Assignment. With nothing added or left out, output the listing that follows.

Source records.
···

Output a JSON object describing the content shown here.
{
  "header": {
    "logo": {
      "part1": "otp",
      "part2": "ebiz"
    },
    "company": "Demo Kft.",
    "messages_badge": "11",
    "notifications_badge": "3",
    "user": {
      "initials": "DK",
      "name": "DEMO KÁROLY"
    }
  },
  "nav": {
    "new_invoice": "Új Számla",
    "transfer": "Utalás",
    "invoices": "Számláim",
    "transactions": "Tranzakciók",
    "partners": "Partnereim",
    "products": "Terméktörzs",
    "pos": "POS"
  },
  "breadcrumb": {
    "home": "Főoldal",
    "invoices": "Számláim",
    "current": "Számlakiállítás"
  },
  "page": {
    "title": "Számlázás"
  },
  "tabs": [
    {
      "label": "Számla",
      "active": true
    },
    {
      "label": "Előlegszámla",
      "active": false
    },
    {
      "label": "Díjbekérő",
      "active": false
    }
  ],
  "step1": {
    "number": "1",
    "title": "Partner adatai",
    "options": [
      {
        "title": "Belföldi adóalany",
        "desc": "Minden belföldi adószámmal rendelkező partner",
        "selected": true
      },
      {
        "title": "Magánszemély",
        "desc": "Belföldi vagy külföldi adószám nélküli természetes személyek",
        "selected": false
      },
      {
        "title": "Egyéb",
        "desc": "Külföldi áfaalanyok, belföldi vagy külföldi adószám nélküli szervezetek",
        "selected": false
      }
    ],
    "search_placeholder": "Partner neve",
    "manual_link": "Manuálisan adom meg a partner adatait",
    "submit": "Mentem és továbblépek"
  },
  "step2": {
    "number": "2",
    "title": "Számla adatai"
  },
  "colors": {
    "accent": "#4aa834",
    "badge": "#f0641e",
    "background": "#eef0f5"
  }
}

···

Result of the exercise.
Output a JSON object describing the content shown here.
{
  "header": {
    "logo": {
      "part1": "otp",
      "part2": "ebiz"
    },
    "company": "Demo Kft.",
    "messages_badge": "11",
    "notifications_badge": "3",
    "user": {
      "initials": "DK",
      "name": "DEMO KÁROLY"
    }
  },
  "nav": {
    "new_invoice": "Új Számla",
    "transfer": "Utalás",
    "invoices": "Számláim",
    "transactions": "Tranzakciók",
    "partners": "Partnereim",
    "products": "Terméktörzs",
    "pos": "POS"
  },
  "breadcrumb": {
    "home": "Főoldal",
    "invoices": "Számláim",
    "current": "Számlakiállítás"
  },
  "page": {
    "title": "Számlázás"
  },
  "tabs": [
    {
      "label": "Számla",
      "active": true
    },
    {
      "label": "Előlegszámla",
      "active": false
    },
    {
      "label": "Díjbekérő",
      "active": false
    }
  ],
  "step1": {
    "number": "1",
    "title": "Partner adatai",
    "options": [
      {
        "title": "Belföldi adóalany",
        "desc": "Minden belföldi adószámmal rendelkező partner",
        "selected": true
      },
      {
        "title": "Magánszemély",
        "desc": "Belföldi vagy külföldi adószám nélküli természetes személyek",
        "selected": false
      },
      {
        "title": "Egyéb",
        "desc": "Külföldi áfaalanyok, belföldi vagy külföldi adószám nélküli szervezetek",
        "selected": false
      }
    ],
    "search_placeholder": "Partner neve",
    "manual_link": "Manuálisan adom meg a partner adatait",
    "submit": "Mentem és továbblépek"
  },
  "step2": {
    "number": "2",
    "title": "Számla adatai"
  },
  "colors": {
    "accent": "#4aa834",
    "badge": "#f0641e",
    "background": "#eef0f5"
  }
}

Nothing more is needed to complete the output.